● **What is required**
When a line in the data below includes "value", pick it out and copy it.

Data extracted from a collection
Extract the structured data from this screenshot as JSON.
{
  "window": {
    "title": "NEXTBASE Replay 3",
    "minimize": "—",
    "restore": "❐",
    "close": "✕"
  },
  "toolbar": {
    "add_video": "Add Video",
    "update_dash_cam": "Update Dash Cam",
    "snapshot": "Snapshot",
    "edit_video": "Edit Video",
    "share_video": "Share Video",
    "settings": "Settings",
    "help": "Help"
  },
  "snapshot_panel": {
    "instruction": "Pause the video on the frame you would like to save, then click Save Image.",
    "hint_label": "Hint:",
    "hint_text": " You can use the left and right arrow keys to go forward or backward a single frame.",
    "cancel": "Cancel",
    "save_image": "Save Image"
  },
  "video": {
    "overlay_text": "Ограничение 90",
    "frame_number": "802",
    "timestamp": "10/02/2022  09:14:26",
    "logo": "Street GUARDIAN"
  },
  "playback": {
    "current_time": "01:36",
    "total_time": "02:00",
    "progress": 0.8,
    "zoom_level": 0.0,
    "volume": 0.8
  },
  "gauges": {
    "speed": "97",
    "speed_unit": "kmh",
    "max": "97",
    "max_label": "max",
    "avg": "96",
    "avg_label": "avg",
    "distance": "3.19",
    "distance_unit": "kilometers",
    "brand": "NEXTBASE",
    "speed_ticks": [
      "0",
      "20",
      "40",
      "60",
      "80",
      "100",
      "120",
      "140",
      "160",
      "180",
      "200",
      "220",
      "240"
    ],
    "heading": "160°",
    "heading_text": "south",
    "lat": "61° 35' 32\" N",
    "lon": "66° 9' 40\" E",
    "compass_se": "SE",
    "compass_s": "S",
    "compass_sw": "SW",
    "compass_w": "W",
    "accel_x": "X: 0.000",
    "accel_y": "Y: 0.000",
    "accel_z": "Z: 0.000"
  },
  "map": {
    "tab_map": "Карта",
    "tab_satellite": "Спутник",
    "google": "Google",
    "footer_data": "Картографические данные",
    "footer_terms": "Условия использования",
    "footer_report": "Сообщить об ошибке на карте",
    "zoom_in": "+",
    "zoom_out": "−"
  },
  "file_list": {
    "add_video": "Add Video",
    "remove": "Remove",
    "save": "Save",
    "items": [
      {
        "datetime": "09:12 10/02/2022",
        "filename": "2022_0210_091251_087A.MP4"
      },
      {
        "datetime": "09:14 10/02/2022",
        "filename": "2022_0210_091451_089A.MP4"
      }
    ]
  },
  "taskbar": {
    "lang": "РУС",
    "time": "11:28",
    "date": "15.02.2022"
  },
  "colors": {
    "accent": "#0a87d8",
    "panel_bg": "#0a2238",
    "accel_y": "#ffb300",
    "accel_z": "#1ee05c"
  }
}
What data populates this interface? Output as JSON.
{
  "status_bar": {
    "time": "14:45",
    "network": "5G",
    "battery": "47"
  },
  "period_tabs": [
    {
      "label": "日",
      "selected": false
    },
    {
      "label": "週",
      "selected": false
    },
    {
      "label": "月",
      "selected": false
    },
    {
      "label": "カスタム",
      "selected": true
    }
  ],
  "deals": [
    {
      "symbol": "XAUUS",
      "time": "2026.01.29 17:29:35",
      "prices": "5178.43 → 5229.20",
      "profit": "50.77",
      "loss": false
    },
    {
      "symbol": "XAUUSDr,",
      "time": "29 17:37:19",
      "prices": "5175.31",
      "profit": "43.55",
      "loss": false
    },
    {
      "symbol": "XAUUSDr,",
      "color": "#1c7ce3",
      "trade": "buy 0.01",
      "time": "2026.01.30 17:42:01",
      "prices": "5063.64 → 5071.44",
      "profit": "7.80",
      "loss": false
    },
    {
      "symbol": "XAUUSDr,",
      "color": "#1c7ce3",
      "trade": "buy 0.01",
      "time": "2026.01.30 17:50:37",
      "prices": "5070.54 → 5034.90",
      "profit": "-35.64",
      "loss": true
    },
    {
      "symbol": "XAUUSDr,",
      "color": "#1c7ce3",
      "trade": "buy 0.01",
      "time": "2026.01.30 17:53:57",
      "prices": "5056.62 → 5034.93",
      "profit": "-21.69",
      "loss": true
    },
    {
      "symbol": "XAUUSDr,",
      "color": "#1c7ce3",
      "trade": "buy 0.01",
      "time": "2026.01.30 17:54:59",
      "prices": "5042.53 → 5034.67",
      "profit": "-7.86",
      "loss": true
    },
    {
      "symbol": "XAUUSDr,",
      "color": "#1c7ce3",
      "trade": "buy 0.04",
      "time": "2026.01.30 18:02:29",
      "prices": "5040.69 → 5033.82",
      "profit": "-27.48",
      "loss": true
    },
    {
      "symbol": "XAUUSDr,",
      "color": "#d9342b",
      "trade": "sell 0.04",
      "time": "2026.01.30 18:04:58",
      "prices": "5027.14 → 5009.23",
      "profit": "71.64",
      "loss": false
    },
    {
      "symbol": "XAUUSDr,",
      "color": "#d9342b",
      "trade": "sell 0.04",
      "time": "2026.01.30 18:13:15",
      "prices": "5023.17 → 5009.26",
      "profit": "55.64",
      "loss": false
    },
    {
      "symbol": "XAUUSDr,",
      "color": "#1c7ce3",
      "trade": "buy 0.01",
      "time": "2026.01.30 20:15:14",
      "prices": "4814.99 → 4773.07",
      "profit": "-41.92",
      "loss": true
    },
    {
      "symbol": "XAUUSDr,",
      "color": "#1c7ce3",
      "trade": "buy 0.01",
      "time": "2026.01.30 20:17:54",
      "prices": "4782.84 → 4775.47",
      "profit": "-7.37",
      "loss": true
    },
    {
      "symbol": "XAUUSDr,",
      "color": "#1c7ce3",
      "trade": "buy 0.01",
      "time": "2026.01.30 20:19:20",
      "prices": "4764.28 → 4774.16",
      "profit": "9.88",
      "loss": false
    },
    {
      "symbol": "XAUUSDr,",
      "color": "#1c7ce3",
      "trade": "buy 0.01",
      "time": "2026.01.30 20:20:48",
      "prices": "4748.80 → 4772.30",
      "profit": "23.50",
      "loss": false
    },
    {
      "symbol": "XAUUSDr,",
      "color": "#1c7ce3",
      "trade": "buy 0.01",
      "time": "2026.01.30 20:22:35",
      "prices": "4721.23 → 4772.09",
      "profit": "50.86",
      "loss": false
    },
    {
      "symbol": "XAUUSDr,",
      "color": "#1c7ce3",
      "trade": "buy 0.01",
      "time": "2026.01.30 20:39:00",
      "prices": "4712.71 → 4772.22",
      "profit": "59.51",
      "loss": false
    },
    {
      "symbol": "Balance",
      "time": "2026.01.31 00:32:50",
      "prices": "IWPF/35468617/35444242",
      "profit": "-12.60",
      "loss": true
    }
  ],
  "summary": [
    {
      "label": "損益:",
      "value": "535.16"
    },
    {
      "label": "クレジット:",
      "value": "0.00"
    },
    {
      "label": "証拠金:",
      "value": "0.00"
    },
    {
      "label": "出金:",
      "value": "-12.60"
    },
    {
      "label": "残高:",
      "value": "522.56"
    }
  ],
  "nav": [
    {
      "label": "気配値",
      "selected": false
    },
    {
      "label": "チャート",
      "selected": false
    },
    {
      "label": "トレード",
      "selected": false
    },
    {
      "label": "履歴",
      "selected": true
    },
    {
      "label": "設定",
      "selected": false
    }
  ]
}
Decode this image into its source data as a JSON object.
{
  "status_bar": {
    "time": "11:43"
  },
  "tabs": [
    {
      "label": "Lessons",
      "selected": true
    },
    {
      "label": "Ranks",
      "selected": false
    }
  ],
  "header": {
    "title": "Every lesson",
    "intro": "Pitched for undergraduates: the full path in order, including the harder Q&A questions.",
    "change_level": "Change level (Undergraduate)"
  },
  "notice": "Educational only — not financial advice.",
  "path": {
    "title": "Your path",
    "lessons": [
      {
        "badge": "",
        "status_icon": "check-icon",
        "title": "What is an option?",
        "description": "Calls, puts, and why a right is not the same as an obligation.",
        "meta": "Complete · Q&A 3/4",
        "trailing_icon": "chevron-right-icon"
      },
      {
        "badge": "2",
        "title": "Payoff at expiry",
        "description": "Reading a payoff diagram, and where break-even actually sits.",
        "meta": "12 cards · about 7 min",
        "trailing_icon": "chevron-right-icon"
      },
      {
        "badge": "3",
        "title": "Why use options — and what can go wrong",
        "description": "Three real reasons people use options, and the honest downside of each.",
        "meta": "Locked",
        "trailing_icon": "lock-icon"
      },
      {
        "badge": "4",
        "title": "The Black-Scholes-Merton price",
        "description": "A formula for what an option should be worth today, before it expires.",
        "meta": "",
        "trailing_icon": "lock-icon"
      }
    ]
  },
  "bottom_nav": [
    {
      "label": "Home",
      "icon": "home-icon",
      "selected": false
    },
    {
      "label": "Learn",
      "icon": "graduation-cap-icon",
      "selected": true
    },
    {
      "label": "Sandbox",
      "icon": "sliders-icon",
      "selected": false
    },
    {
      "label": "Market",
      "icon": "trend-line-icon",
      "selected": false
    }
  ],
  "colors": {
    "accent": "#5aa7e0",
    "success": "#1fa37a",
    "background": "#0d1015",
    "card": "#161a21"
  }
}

● **Answer section**
      "value": "535.16"
      "value": "0.00"
      "value": "0.00"
      "value": "-12.60"
      "value": "522.56"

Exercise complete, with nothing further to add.